Hopefully, the reasons for a Republican outreach effort have been established, so what remains is the how. A few suggestions: 1) We must establish a set of policies, conservative policies, geared toward the African American community. A set of proposals modeled on the “Contract for America,” that includes: Jack Kemp Style Free Enterprise Zones: eliminate corporate taxes in urban, economically depressed areas while offering additional incentives for businesses to move in and provide jobs for residents. Faith-Based Initiatives: compile a list of the nation’s most successful faith based groups and tout their achievements in African American communities. Free Education Zones: an expanded school choice program that would allow public funding for private schools and charter schools and close public schools that don’t perform well. 2) Emphasize the shared values of our Party and the African American community. Not only do we share a history, we share values with a deep connection to churches. Our Party fights against government intervention while standing up for traditional family values. The gains the Party has made in the African American community has been directly connected to our Party’s opposition to gay marriage, abortion and high taxes. I can’t tell you how many people I have spoken with at church or at my barbershop who talk the talk of a Republican but because of forty years of misinformation still vote as a Democrat. 3) And lastly, the Republican Party must keep the faith in its outreach efforts.
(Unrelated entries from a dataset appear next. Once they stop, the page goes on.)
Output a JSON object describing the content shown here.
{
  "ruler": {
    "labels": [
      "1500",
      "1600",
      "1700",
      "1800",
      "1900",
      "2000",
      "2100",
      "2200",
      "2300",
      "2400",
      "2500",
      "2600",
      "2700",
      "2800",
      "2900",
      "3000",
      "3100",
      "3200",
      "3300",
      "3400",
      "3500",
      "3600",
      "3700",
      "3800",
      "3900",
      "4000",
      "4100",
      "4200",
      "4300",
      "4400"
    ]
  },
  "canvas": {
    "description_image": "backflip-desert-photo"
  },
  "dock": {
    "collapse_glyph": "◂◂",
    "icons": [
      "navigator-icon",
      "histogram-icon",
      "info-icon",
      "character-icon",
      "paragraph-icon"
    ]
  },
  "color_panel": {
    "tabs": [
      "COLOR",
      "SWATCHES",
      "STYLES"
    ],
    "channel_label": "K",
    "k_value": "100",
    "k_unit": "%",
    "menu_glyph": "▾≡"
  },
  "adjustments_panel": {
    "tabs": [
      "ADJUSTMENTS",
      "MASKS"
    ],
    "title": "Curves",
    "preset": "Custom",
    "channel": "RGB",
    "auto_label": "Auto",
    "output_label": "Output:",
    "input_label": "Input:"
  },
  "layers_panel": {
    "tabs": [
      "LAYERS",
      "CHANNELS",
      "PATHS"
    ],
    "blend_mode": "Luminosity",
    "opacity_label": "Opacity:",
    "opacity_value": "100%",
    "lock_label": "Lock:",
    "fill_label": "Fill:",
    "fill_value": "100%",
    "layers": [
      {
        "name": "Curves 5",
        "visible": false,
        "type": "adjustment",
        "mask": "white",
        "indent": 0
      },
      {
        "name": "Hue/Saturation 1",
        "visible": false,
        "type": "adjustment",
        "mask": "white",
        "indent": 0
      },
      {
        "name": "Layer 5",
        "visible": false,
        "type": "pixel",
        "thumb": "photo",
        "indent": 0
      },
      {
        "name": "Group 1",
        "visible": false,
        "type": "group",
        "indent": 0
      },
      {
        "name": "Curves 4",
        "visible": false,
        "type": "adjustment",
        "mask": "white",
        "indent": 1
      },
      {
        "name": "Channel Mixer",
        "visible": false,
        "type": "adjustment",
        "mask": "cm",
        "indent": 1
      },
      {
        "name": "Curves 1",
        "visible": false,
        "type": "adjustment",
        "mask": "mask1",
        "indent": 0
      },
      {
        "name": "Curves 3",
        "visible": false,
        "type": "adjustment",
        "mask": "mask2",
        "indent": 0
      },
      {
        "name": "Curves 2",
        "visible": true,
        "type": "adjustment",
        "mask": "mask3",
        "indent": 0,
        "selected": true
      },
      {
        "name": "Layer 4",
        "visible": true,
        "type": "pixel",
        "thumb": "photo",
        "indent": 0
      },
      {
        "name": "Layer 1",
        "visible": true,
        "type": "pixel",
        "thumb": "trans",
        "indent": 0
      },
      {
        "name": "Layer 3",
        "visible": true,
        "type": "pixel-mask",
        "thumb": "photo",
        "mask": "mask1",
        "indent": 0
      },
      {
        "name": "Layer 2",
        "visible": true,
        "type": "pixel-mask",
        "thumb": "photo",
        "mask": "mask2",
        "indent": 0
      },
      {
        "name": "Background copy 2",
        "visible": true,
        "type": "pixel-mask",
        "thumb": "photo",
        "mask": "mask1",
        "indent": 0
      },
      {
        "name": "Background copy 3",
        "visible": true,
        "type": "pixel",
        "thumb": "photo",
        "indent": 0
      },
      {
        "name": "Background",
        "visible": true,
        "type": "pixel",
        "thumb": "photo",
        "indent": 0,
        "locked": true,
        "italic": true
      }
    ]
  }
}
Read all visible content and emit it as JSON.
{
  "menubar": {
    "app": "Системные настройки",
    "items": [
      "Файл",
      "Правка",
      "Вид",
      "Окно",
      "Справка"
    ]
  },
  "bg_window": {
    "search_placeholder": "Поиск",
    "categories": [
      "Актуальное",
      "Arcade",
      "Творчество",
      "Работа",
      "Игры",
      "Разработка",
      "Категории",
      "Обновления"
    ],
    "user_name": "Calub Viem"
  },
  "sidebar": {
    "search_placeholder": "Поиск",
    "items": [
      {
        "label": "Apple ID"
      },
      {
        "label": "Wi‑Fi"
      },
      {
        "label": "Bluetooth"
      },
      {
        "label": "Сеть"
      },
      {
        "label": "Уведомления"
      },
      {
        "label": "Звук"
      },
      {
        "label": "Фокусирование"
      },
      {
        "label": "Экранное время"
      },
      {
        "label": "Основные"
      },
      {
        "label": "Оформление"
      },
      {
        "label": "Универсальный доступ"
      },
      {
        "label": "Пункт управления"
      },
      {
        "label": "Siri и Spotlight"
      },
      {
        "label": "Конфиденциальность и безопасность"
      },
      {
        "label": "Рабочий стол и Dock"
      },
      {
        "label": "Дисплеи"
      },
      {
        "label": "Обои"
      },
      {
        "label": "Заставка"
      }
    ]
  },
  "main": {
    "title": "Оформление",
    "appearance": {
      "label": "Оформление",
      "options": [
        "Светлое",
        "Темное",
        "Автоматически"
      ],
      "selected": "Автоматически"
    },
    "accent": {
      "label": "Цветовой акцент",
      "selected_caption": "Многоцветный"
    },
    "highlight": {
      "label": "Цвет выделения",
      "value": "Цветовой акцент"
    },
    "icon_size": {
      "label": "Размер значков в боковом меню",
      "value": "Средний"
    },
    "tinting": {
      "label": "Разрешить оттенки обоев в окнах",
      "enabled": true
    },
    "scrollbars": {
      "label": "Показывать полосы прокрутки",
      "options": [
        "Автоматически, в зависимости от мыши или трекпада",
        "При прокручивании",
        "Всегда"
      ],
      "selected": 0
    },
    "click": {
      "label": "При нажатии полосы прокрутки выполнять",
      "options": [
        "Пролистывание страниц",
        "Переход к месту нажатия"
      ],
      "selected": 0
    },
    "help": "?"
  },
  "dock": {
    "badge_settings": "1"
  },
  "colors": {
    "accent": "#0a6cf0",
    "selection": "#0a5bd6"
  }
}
The Party must be willing to spend the effort and time needed to compete among African American voters. We must be willing to defend our history and correct common misconceptions, in forceful language. The Republican Party has a history it should be proud of and should never be afraid to defend its legacy. Much has been made of our southern strategy but that strategy allowed us to effectively integrate the south, electing President Nixon who swiftly enforced federal judicial rulings. Much has been made of “our” Confederate flag, but we were the ones who fought it when it was flown against union troops and we were the ones who fought it when Democrats hoisted it back atop their statehouse in the 1960’s. Both African Americans and the Republican Party have a historic opportunity and we both should take advantage of it.